Posted by Iain J Coleman on June 16, 2003


You are wrong. You may, on occasion, have brought up the example of your project to refute something that Peter Cuthbertson wrote but you also brought it up in an attempt to refute what I wrote. What follows, in case you'd forgotten, is an extract from a comment you wrote (you start by quoting my words):

The second thing that strikes me is: how likely is the state to succeed even on its own terms? The state seems to be pretty unsuccesful at achieving anything else (whether it be running an effective railway or law and order). It seems at best unlikely that it will succeed here.

Let's take an example I mentioned earlier: the homelessness strategy in Cambridge...

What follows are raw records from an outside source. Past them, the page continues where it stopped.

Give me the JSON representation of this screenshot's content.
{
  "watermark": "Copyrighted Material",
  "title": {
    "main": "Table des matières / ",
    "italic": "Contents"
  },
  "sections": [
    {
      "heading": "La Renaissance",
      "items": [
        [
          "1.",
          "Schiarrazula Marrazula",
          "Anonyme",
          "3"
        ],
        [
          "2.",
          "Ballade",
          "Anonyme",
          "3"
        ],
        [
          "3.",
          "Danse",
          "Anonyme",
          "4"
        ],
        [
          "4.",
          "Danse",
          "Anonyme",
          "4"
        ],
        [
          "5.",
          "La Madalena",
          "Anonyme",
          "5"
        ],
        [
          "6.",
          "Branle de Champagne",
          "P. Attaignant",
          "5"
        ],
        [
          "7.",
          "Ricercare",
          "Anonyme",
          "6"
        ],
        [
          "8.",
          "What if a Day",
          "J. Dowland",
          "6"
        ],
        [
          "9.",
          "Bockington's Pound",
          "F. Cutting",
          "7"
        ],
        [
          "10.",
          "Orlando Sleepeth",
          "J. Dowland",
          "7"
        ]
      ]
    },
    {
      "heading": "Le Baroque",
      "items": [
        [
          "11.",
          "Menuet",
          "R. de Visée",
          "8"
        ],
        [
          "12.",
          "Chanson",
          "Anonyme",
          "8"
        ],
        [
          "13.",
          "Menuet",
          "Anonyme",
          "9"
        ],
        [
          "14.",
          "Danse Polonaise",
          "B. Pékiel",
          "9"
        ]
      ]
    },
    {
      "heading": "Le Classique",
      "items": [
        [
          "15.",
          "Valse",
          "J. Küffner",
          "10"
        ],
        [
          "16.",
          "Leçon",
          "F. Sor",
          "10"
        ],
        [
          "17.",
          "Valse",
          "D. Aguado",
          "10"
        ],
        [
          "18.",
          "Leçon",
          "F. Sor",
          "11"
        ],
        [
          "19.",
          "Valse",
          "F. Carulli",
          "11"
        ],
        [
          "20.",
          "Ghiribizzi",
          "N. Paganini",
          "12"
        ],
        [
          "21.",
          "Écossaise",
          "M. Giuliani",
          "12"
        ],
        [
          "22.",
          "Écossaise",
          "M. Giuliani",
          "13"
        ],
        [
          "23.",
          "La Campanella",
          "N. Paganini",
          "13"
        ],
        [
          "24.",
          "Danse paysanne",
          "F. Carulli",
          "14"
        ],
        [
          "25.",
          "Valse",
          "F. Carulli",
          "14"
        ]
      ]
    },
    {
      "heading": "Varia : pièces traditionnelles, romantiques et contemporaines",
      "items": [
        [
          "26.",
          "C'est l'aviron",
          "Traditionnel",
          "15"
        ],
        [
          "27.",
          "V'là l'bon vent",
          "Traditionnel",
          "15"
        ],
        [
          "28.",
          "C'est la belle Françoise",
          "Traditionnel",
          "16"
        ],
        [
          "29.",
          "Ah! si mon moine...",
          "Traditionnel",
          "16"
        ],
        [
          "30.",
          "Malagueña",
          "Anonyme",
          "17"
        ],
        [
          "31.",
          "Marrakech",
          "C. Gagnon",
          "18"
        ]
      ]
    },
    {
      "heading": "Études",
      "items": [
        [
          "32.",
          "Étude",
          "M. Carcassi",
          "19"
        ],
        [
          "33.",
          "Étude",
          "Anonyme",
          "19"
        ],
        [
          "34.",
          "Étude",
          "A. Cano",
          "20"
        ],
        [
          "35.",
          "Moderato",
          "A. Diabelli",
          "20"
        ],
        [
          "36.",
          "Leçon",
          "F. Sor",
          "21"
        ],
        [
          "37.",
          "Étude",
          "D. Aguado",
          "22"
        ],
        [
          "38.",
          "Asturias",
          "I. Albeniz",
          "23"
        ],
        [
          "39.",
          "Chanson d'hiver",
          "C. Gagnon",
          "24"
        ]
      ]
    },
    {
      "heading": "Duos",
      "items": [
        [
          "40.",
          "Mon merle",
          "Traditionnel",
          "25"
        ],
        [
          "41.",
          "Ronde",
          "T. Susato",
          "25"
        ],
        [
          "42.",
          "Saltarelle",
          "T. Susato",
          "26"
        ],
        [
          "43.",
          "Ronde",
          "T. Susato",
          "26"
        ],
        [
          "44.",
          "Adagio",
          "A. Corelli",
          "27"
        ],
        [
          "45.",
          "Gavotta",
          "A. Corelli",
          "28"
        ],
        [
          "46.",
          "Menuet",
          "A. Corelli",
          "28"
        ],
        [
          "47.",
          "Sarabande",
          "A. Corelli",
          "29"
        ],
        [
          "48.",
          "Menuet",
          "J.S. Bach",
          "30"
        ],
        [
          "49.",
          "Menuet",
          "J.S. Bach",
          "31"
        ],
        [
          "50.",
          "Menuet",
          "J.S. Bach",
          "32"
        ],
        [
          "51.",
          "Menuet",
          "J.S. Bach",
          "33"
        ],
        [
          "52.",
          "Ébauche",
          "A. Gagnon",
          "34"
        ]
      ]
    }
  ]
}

It is fairly obvious that that is what I was referring to in the introduction to this posting.

Anyway, nothing in what you wrote alters the suspicion that you believe that the state has the power to do good.

Posted by Patrick Crozier on June 17, 2003


Fair point. The specific point about homelessness, in relation to what you were saying in that debate, is that the issue highlights the inadequacy of the libertarian account of freedom.

Anyway, it's manifestly obvious that the state has the power to do good, insofar as there are state activities which achieve good ends. Organising a universal garbage collection system, for example. Now, you might think that a non-state solution would be better in some particular case, but that's a point you have to make in detail, on a case-by-case basis.

I'm not interested in having the state doing things just for the sake of it. If there's another, better solution to a particular problem, great. Show it to me. In detail. Don't just wave a rolled-up newspaper and shout "Bad state! Bad state!" That's not serious politics.

Posted by Iain J Coleman on June 17, 2003